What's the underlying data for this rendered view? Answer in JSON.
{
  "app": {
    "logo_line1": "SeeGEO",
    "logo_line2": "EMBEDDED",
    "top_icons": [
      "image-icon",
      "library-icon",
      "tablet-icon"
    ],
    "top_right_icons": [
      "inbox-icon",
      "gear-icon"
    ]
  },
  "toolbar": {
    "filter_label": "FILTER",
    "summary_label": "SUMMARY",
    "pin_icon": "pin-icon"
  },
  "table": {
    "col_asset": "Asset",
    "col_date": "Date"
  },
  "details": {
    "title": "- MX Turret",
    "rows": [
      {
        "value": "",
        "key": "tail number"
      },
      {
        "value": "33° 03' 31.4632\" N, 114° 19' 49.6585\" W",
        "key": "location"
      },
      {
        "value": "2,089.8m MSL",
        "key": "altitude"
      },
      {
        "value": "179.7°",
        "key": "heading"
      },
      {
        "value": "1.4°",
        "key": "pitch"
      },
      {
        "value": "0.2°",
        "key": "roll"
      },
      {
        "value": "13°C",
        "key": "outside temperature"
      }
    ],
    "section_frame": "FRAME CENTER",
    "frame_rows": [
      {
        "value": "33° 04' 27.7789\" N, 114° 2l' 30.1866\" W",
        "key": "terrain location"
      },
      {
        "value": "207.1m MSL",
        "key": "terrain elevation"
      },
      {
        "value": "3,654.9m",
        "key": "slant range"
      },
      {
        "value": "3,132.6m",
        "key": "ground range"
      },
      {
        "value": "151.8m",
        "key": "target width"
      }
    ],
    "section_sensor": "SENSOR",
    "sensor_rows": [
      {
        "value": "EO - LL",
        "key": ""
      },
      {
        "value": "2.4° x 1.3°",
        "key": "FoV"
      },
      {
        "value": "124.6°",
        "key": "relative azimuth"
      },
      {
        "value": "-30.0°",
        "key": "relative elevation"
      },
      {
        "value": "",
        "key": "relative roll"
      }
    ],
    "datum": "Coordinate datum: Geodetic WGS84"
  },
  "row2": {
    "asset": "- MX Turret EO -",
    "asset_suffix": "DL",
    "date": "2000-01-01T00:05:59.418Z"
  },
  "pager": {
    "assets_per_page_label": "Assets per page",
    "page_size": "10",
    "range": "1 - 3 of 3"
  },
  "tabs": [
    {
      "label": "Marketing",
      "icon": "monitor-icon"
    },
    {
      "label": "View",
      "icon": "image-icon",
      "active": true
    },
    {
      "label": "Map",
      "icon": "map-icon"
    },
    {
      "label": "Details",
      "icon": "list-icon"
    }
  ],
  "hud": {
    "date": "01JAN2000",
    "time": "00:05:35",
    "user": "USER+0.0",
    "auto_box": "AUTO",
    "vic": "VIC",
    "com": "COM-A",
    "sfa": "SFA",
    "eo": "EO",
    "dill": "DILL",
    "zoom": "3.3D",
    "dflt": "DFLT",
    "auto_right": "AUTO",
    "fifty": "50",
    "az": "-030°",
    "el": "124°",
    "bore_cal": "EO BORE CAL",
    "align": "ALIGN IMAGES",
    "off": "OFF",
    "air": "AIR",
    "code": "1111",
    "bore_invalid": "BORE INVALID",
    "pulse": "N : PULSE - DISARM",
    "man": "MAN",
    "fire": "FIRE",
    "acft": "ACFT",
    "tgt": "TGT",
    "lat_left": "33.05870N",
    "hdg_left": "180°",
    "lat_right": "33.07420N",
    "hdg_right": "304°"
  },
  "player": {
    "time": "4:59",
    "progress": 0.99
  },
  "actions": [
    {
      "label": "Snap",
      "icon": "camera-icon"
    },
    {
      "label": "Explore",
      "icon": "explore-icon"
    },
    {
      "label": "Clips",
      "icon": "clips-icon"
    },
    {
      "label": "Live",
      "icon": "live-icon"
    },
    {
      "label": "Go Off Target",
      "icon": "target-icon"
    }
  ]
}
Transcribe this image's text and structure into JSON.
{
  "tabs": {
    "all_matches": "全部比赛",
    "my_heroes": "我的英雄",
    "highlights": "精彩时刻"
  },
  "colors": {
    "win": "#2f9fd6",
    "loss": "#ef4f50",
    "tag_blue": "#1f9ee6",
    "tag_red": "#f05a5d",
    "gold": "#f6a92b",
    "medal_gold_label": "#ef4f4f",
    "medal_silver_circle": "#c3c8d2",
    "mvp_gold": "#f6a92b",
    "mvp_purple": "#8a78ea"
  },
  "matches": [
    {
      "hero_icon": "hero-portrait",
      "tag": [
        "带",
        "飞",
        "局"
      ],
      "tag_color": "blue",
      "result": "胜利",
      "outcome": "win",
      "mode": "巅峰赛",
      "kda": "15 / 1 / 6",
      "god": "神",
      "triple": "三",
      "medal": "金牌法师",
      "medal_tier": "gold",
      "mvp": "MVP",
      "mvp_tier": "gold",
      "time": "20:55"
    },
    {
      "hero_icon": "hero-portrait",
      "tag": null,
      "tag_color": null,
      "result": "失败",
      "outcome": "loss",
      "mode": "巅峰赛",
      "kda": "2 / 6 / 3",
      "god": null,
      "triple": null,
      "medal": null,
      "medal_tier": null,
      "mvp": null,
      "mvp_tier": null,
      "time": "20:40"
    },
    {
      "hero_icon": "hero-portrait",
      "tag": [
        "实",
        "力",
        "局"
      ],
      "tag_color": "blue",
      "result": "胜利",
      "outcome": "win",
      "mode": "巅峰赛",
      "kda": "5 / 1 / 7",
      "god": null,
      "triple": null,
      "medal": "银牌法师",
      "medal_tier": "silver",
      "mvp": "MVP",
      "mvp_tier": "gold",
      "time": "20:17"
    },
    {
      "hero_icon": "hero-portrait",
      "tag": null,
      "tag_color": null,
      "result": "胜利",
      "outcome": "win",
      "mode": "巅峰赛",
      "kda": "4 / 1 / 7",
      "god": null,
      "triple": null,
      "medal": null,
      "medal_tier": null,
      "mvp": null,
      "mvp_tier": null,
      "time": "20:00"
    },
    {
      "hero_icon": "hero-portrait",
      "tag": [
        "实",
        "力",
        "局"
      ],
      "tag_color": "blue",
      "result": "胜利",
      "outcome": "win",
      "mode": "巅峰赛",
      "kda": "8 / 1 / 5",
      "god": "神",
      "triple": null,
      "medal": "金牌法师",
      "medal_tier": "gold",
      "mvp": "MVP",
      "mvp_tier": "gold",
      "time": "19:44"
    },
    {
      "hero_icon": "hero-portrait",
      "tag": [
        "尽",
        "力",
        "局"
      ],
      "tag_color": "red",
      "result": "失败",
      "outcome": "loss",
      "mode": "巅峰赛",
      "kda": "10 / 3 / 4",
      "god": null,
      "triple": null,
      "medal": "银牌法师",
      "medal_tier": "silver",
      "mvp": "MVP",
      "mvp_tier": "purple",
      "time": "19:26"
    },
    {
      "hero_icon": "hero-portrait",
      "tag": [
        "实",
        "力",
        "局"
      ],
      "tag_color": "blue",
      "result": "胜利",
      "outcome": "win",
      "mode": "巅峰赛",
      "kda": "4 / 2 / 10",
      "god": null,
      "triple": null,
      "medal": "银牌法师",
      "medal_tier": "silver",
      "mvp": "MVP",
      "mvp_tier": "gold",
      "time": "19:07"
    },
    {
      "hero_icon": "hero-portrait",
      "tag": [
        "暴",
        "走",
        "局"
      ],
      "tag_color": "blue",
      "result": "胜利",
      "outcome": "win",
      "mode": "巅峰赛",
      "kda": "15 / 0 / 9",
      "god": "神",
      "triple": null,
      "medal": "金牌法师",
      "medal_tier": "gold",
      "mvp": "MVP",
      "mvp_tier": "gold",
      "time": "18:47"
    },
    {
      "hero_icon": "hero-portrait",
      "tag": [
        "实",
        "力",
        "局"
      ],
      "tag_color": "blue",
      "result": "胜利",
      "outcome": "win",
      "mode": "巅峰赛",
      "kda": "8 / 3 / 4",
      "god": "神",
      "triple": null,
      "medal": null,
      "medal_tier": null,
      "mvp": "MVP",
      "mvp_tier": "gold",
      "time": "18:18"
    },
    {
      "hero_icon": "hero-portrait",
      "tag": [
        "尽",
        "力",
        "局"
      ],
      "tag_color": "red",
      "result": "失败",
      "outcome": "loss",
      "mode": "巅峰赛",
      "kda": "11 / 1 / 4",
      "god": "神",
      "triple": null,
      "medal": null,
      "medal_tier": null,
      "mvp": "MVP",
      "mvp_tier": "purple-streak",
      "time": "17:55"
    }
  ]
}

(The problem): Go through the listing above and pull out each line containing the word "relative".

(Answer to this task):
        "key": "relative azimuth"
        "key": "relative elevation"
        "key": "relative roll"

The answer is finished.